Parishioners were also provided with beautifully-crafted programs, outlining tools for action. Because it’s critical that agency leaders hear from North Carolinians — the US Fish and Wildlife Service recently proposed shrinking the red wolf recovery by about 90%, and allowing all landowners to shoot any wolf that steps onto their property — audience members were given talking points and contact information, and were encouraged to join Defenders’ Red Wolf Facebook group to stay apprised of breaking news and updates. The church also generously passed around a basket for “love offerings,” which were donated to Defenders and the red wolf cause. Several thousand dollars were raised, all of which will be devoted to the on-the-ground red wolf recovery effort in eastern North Carolina.

Angela McHenry on piano, Anna Thibeault on flute, and Chris Ulery on trumpet with Kathy McNeil accompanying on piano
Left to right: Jennifer McHenry on oboe, Christopher Lile speaking, and Christopher Lile on the organ
Left to right: Lori Hammel on violin, Erika Wellman on marimba, and Lyn Donley and Tammie Crawford
Scott Taylor with Kathy McNeil accompanying on piano (left) and Chris Ulery on trumpet with Kathy McNeil accompanying on pian

In what is a true sign of outreach success, I’ve since been contacted by several people that were touched by both music and inspired to take further action. We in the Defenders of Wildlife Southeast office are grateful and energized by the efforts of those that helped put on such a powerful event. In the coming months, it is action of this nature that will save the species and ensure the red wolf forever has a place among the pines and wetlands of Eastern North Carolina — and perhaps one day, the larger region.

- Christian



Wild Without End

Defenders is committed to the sustainable conservation of wildlife for future generations.

Defenders of Wildlife

Written by

Defenders works on the ground, in the courts and on Capitol Hill to protect and restore imperiled wildlife across North America.
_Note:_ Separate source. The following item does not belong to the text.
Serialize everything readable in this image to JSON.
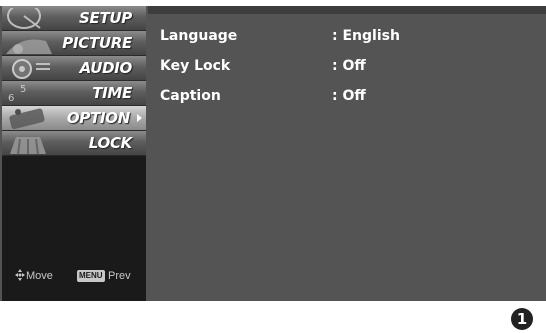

Wild Without End

Defenders is committed to the sustainable conservation of wildlife for future generations.